When the Construction Procurement Reform Initiative was launched in 2006 risk management was the key driver. The government was willing to pay for ‘cost certainty better value for money and a more cost effective delivery of public work contracts’.
This risk transfer was facilitated by a project owner providing comprehensive information in the tender documents which the contractor could price from.
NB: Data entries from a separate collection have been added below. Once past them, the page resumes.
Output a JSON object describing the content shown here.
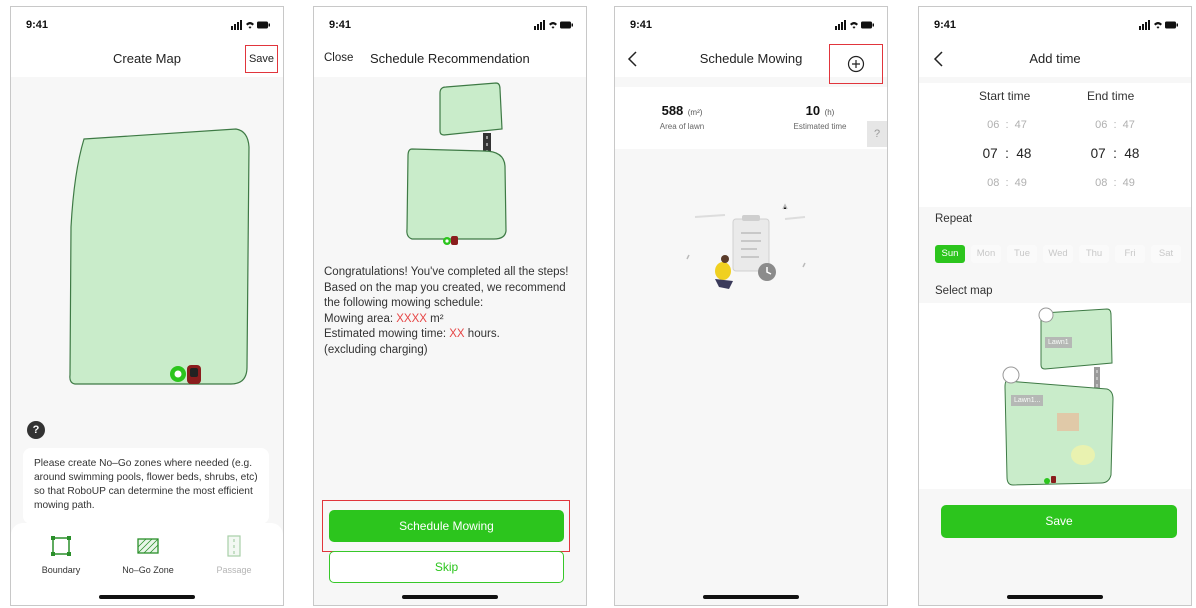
{
  "status": {
    "time": "9:41"
  },
  "screen1": {
    "title": "Create Map",
    "save_label": "Save",
    "help_symbol": "?",
    "info_text": "Please create No–Go zones where needed (e.g. around swimming pools, flower beds, shrubs, etc) so that  RoboUP can determine the most efficient mowing path.",
    "tools": [
      {
        "label": "Boundary",
        "icon": "boundary-icon"
      },
      {
        "label": "No–Go Zone",
        "icon": "no-go-zone-icon"
      },
      {
        "label": "Passage",
        "icon": "passage-icon",
        "disabled": true
      }
    ]
  },
  "screen2": {
    "close_label": "Close",
    "title": "Schedule Recommendation",
    "para_intro": "Congratulations! You've completed all the steps! Based on the map you created, we recommend the following mowing schedule:",
    "area_label": "Mowing area: ",
    "area_value": "XXXX",
    "area_unit": " m²",
    "time_label": "Estimated mowing time: ",
    "time_value": "XX",
    "time_unit": " hours.",
    "note": "(excluding charging)",
    "primary_button": "Schedule Mowing",
    "secondary_button": "Skip"
  },
  "screen3": {
    "title": "Schedule Mowing",
    "area_value": "588",
    "area_unit": "(m²)",
    "area_label": "Area of lawn",
    "time_value": "10",
    "time_unit": "(h)",
    "time_label": "Estimated  time",
    "help_symbol": "?"
  },
  "screen4": {
    "title": "Add time",
    "start_label": "Start time",
    "end_label": "End time",
    "start_rows": [
      [
        "06",
        "47"
      ],
      [
        "07",
        "48"
      ],
      [
        "08",
        "49"
      ]
    ],
    "end_rows": [
      [
        "06",
        "47"
      ],
      [
        "07",
        "48"
      ],
      [
        "08",
        "49"
      ]
    ],
    "separator": ":",
    "repeat_label": "Repeat",
    "days": [
      "Sun",
      "Mon",
      "Tue",
      "Wed",
      "Thu",
      "Fri",
      "Sat"
    ],
    "active_day": "Sun",
    "select_map_label": "Select map",
    "lawn_labels": [
      "Lawn1",
      "Lawn1..."
    ],
    "save_label": "Save"
  },
  "colors": {
    "accent": "#2cc51d",
    "lawn_fill": "#c9ecca",
    "lawn_stroke": "#3e7a45",
    "highlight": "#e1353c",
    "warning_text": "#e64545"
  }
}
The contract which is then agreed based on the tender passes almost all risk of construction onto the contracting firm, while the contracts are in essence flexible, they allow for designs to be incomplete at tender stage and for clients to change their minds at construction phase, clearly an unfair mitigation of risk.
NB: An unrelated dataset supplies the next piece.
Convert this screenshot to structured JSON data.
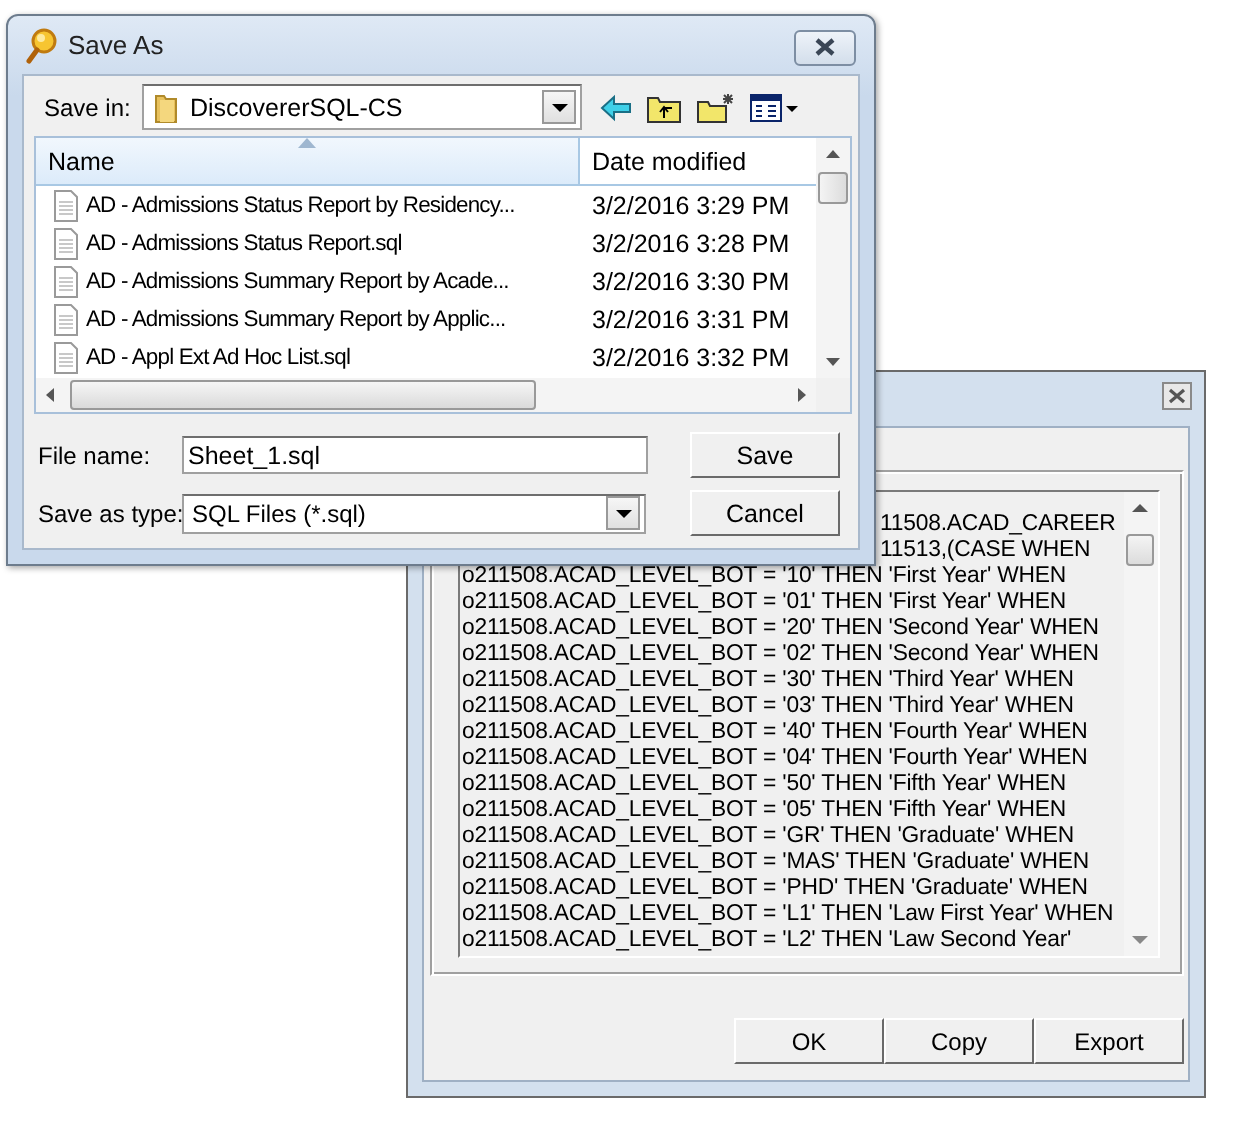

The main features of paramount importance in achieving the objective of cost certainty under the Government form of contract are:
1) Contracts are fixed price lump sum
2) No Prime Cost sums (also known as PC sums
3) No Provisional sums
4) No Provisional quantities
5) No Nominated subcontractors
6) Transfer of specified risks on a project to project basis.
While the government may have been willing to pay for cost certainty with an expected average cost increase of 10%, the opposite took place due to the financial recession. The conclusion in the “Review of the Performance of the Public Works Contract” was that risk was not being priced in. This is due to a combination of factors; competition for work, less contracts available and lower labour cost. The downside when risk arises is that it leads to disputes which in turn lead to increased costs negating cost certainty. In recessionary times many contractors could not afford to incur the additional costs which were due to lack of design information at tender stage adding to their financial difficulties.
Half of the total construction activity that took place in Ireland in 2013 was carried out on public contracts, amounting to a combined value of around €4bn. One major issue with public procurement contracts under this Department of Finance document “Value for Money and Policy Review of the Construction Procurement Reform Initiative” is that generally lowest price wins. This drive for value has created a race to the bottom with margins at 1-2% or below. This has proven unsustainable and leads only to a lose–lose situation for all parties concerned. As the work being performed uses public funds, such funds are at risk, depending on the capability of the contractor performing the work. Therefore most, if not all, public agencies have turned to bonding as a means of protecting tax payer money. In this regard a contractor’s bonding capacity is critical to winning public contracts and in turn their financial strength and fiduciary strategy helps them get their bonds.
Surety bonds have been utilised for decades for government construction contracts and in other public works contexts. During the current economic climate and various government bailouts, you did not hear of such funds being utilised for uncompleted public works projects, that’s because taxpayers are protected against losses caused by contractor failure through the use of surety bonds.
For project owners, making the right choice to mitigate and manage risk on construction projects by selecting the most suitable contractor who will ensure timely project completion are imperative to a successful project. Gambling on a contractor or subcontractor whose level of commitment is uncertain, or who could become bankrupt halfway through the job, can be an economically devastating decision and if this is a public procurement contract then it’s the tax payer who loses. Contract surety bonds offer the optimal solution: they offer outside assurance that the contractor is capable of completing the contract. Mandating the bond requirement not only reduces the likelihood of default, but with a surety bond the project owner has the peace of mind that a sound risk transfer mechanism is in place, the burden of construction risk is shifted from the owner to the surety company.
It is my opinion that contract surety bonds in Public Procurement Contracts are just seen as an additional cost by many contractors and for those that can obtain them they are not identified as giving them a competitive advantage over other bidders. By utilising a surety over a bank guarantee or letter of credit they are also freeing up their credit lines, this allows for better use of financial resources elsewhere. For a contractor to maintain an advantage over its competitors managing a long-term relationship with a surety will be key to winning contracts.
Colm McGrath, Managing Director, Surety Bonds
An independent bonding intermediary. Surety Bonds, Insurance House, Main Street, Carrick on Shannnon, Co. Leitrim.
T: 071 9623228 E: firstname.lastname@example.org www. suretybonds.ie